Perhaps what Derrida named “destinerrance” should be understood in this way: destination is not to go anywhere in particular, but to displace ourselves on the spot in this place of all taking place, where we exist with the totality of existents, to displace ourselves along (or around, in the proximity of) this tension, this ex-tension and this thrust (drive, beating, rhythm) that orders and organizes the very fortuitousness of a “taking place” without reason or end. From the crystal to logic, there is an ordering and an organization for which no design can account but whose very tension—crystalline, organic, living, thinking—tightens toward our attention: not in order to resolve it, but in order to come to meet it, in order to experience it.

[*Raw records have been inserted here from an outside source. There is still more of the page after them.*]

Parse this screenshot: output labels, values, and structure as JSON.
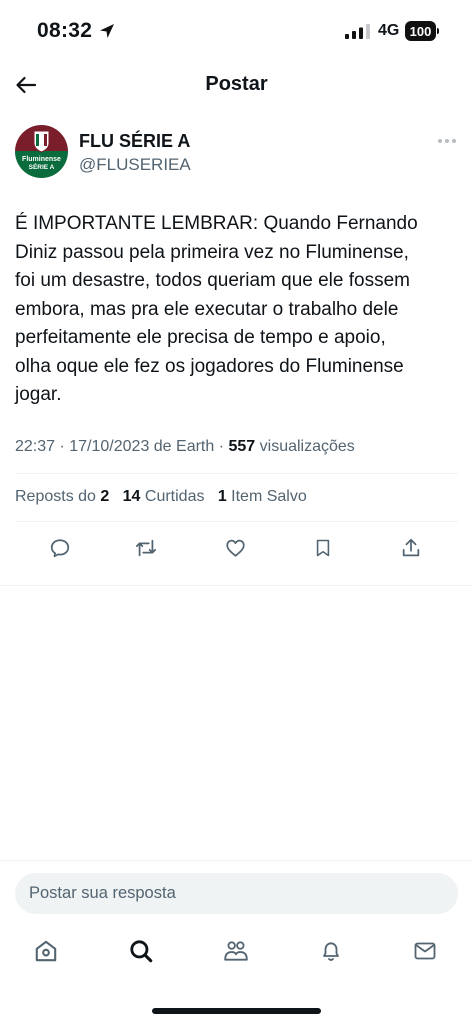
{
  "status_bar": {
    "time": "08:32",
    "network": "4G",
    "battery": "100"
  },
  "header": {
    "title": "Postar"
  },
  "post": {
    "author_name": "FLU SÉRIE A",
    "author_handle": "@FLUSERIEA",
    "avatar_text": [
      "Fluminense",
      "SÉRIE A"
    ],
    "text_lines": [
      "É IMPORTANTE LEMBRAR: Quando Fernando",
      "Diniz passou pela primeira vez no Fluminense,",
      "foi um desastre,  todos queriam que ele fossem",
      "embora, mas pra ele executar o trabalho dele",
      "perfeitamente ele precisa de tempo e apoio,",
      "olha oque ele fez os jogadores do Fluminense",
      "jogar."
    ],
    "timestamp": "22:37 · 17/10/2023 de Earth · ",
    "views_count": "557",
    "views_label": " visualizações"
  },
  "stats": {
    "reposts_label": "Reposts do ",
    "reposts_count": "2",
    "likes_count": "14",
    "likes_label": " Curtidas",
    "saves_count": "1",
    "saves_label": " Item Salvo"
  },
  "reply": {
    "placeholder": "Postar sua resposta"
  },
  "icons": {
    "back": "arrow-left-icon",
    "more": "more-horizontal-icon",
    "reply": "comment-icon",
    "repost": "repost-icon",
    "like": "heart-icon",
    "bookmark": "bookmark-icon",
    "share": "share-icon",
    "nav": [
      "home-icon",
      "search-icon",
      "communities-icon",
      "notifications-icon",
      "messages-icon"
    ]
  },
  "colors": {
    "text": "#0f1419",
    "secondary_text": "#536471",
    "divider": "#eff3f4",
    "avatar_green": "#0a6b3d",
    "avatar_maroon": "#7b1e2c"
  }
}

They wrote, and we take literature into consideration not because it is a transcription of data but because it opens and communicates possible, indeterminate, uncompletable meanings. 2 The fortuitous character of existence—that of the world as well as that of each being [étant], whether speaking, living, or inert—is not the same as its contingency. The latter is still measured via the contrast it opens up with necessity. Contingency is a philosophical term, and as such it is already engaged in a dialectic whereby the totality of what is contingent can form a general order of the world.